If you could make a hologram of someone you loved and interact with it every single day, would you do it?
This is the premise of Marjorie Prime, a movie that did gangbusters at Sundance and will likely make scores of people cry quietly into their sweatshirts when it eventually hits theaters. Hamm is Walter, a hologram of Marjorie’s (Lois Smith) late husband. He is as Marjorie remembered him, handsome and kind, and she forms an intimate connection with him that is somehow stronger than her connection with her real life daughter, played by Geena Davis.
Fun fact: this question has already been posited to great effect by that episode of Black Mirror that made me ugly-cry and by Her, which also hit me in the feelings in a way that felt unnecessary and rude. But that won’t stop Hollywood! Another fun fact: per Vulture, Jon Hamm was ignored on set by the rest of his peers so as to better help him get into character.

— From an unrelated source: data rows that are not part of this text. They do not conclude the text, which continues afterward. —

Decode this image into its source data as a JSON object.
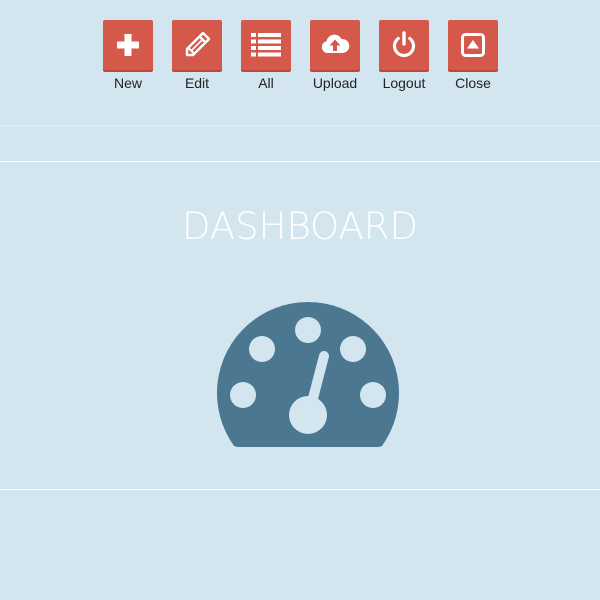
{
  "colors": {
    "background": "#d3e6f0",
    "button": "#d5594a",
    "gauge": "#4b7791",
    "divider": "#ffffff"
  },
  "toolbar": {
    "items": [
      {
        "label": "New",
        "icon": "plus-icon"
      },
      {
        "label": "Edit",
        "icon": "pencil-icon"
      },
      {
        "label": "All",
        "icon": "list-icon"
      },
      {
        "label": "Upload",
        "icon": "cloud-upload-icon"
      },
      {
        "label": "Logout",
        "icon": "power-icon"
      },
      {
        "label": "Close",
        "icon": "eject-icon"
      }
    ]
  },
  "main": {
    "title": "DASHBOARD",
    "icon": "dashboard-gauge-icon"
  }
}
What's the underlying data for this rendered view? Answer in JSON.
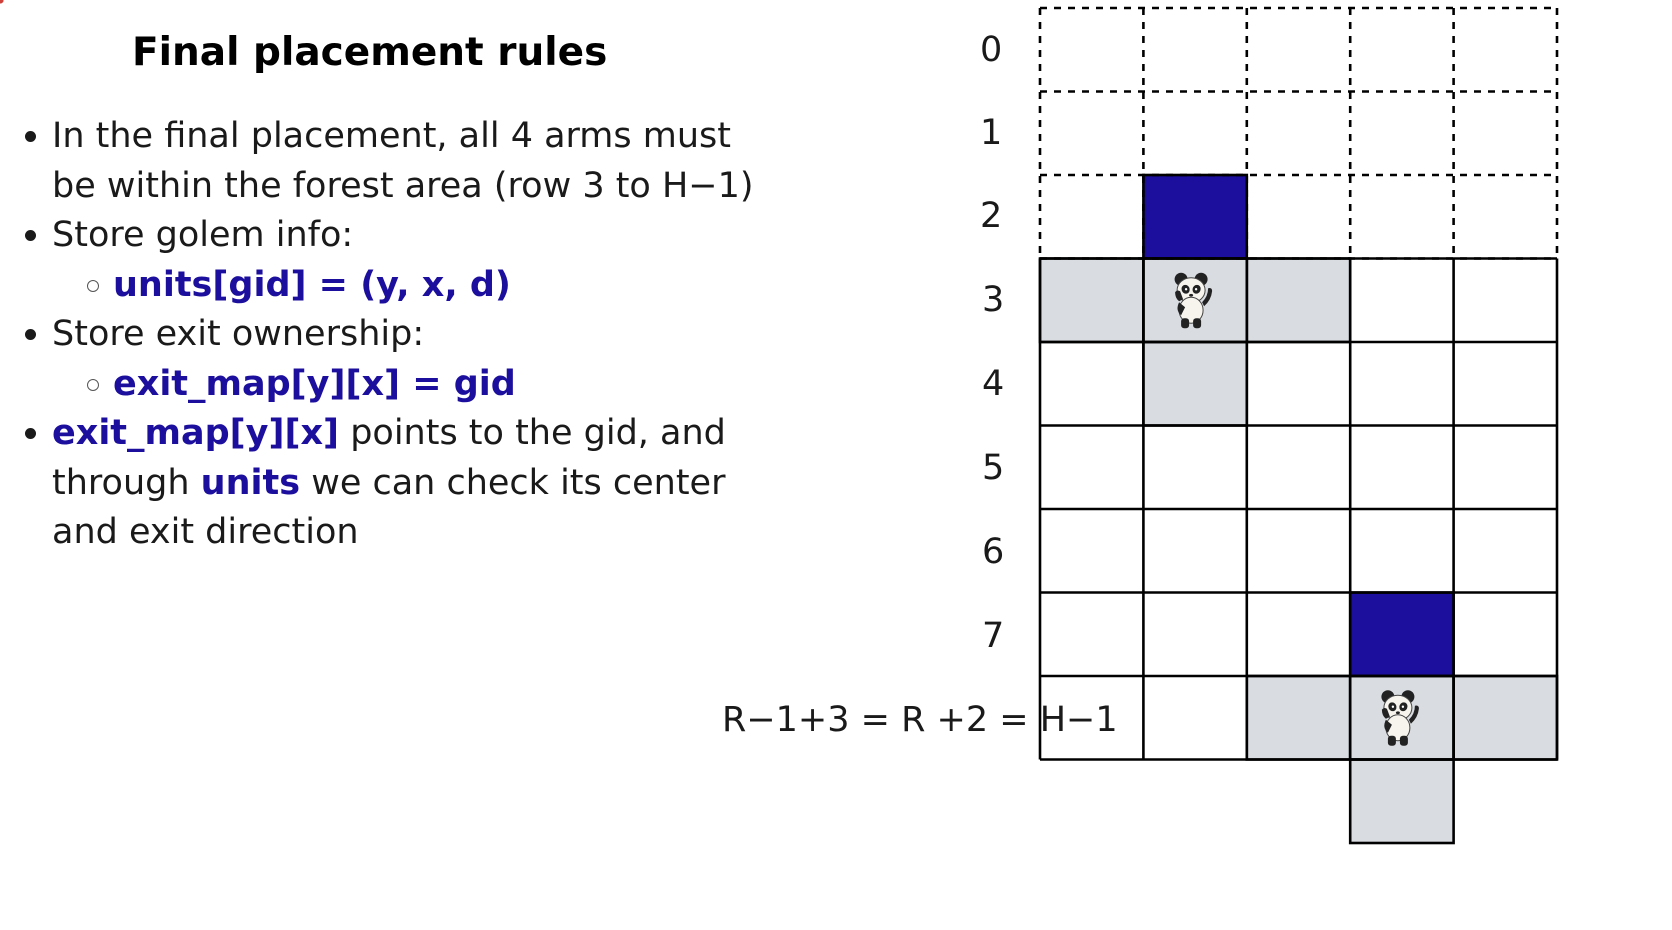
{
  "slide": {
    "title": "Final placement rules",
    "bullets": {
      "b1_line1": "In the final placement, all 4 arms must",
      "b1_line2": "be within the forest area (row 3 to H−1)",
      "b2": "Store golem info:",
      "b2_sub": "units[gid] = (y, x, d)",
      "b3": "Store exit ownership:",
      "b3_sub": "exit_map[y][x] = gid",
      "b4_code": "exit_map[y][x]",
      "b4_text1": " points to the gid, and",
      "b4_text2a": "through ",
      "b4_code2": "units",
      "b4_text2b": " we can check its center",
      "b4_text3": "and exit direction"
    }
  },
  "grid": {
    "row_labels": [
      "0",
      "1",
      "2",
      "3",
      "4",
      "5",
      "6",
      "7"
    ],
    "last_row_label": "R−1+3 = R +2 = H−1",
    "colors": {
      "arm_fill": "#d9dde1",
      "exit_fill": "#1c0f9e",
      "invalid_mark": "#d0403a",
      "grid_line": "#000000"
    },
    "golems": [
      {
        "name": "invalid-top",
        "icon": "panda-icon",
        "center": {
          "row": 3,
          "col": 1
        },
        "exit_dir": "up",
        "invalid_cell": {
          "row": 2,
          "col": 1
        }
      },
      {
        "name": "invalid-bottom",
        "icon": "panda-icon",
        "center": {
          "row": 8,
          "col": 3
        },
        "exit_dir": "up",
        "invalid_cell": {
          "row": 9,
          "col": 3
        }
      }
    ]
  }
}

Being sexually attracted to Jon Hamm is like being sexually attracted to the golden god of your high school who now works at a car dealership in your hometown—you know that you’re better than it, but you just can’t help yourself. With that in mind, willfully ignoring Jon Hamm on set might be kind of nice.

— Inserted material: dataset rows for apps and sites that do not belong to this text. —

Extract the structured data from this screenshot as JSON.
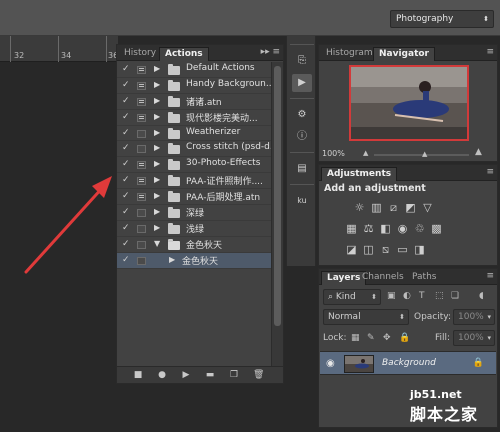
{
  "workspace": {
    "selected": "Photography"
  },
  "ruler": {
    "ticks": [
      "32",
      "34",
      "36"
    ]
  },
  "actions_panel": {
    "tabs": [
      "History",
      "Actions"
    ],
    "active_tab": "Actions",
    "menu_icon": "panel-menu-icon",
    "items": [
      {
        "label": "Default Actions",
        "checked": true,
        "dialog": true,
        "expanded": false,
        "level": 0
      },
      {
        "label": "Handy Backgroun...",
        "checked": true,
        "dialog": true,
        "expanded": false,
        "level": 0
      },
      {
        "label": "诸诸.atn",
        "checked": true,
        "dialog": true,
        "expanded": false,
        "level": 0
      },
      {
        "label": "现代影楼完美动...",
        "checked": true,
        "dialog": true,
        "expanded": false,
        "level": 0
      },
      {
        "label": "Weatherizer",
        "checked": true,
        "dialog": false,
        "expanded": false,
        "level": 0
      },
      {
        "label": "Cross stitch (psd-d...",
        "checked": true,
        "dialog": false,
        "expanded": false,
        "level": 0
      },
      {
        "label": "30-Photo-Effects",
        "checked": true,
        "dialog": true,
        "expanded": false,
        "level": 0
      },
      {
        "label": "PAA-证件照制作....",
        "checked": true,
        "dialog": true,
        "expanded": false,
        "level": 0
      },
      {
        "label": "PAA-后期处理.atn",
        "checked": true,
        "dialog": true,
        "expanded": false,
        "level": 0
      },
      {
        "label": "深绿",
        "checked": true,
        "dialog": false,
        "expanded": false,
        "level": 0
      },
      {
        "label": "浅绿",
        "checked": true,
        "dialog": false,
        "expanded": false,
        "level": 0
      },
      {
        "label": "金色秋天",
        "checked": true,
        "dialog": false,
        "expanded": true,
        "level": 0
      },
      {
        "label": "金色秋天",
        "checked": true,
        "dialog": false,
        "expanded": false,
        "level": 1
      }
    ],
    "footer_icons": [
      "stop-icon",
      "record-icon",
      "play-icon",
      "new-set-icon",
      "new-action-icon",
      "delete-icon"
    ]
  },
  "navigator_panel": {
    "tabs": [
      "Histogram",
      "Navigator"
    ],
    "active_tab": "Navigator",
    "zoom": "100%"
  },
  "adjustments_panel": {
    "tab": "Adjustments",
    "title": "Add an adjustment"
  },
  "layers_panel": {
    "tabs": [
      "Layers",
      "Channels",
      "Paths"
    ],
    "active_tab": "Layers",
    "filter_kind": "Kind",
    "blend_mode": "Normal",
    "opacity_label": "Opacity:",
    "opacity_value": "100%",
    "lock_label": "Lock:",
    "fill_label": "Fill:",
    "fill_value": "100%",
    "layers": [
      {
        "name": "Background",
        "visible": true,
        "locked": true
      }
    ]
  },
  "watermark": {
    "domain": "jb51.net",
    "name": "脚本之家"
  },
  "colors": {
    "annotation_arrow": "#e03a3a",
    "selection": "#5a6a80",
    "panel_bg": "#424242"
  }
}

Marjorie Prime hits theaters sometime soon, ideally just in time for the holidays, when it feels more acceptable to sob hysterically in public.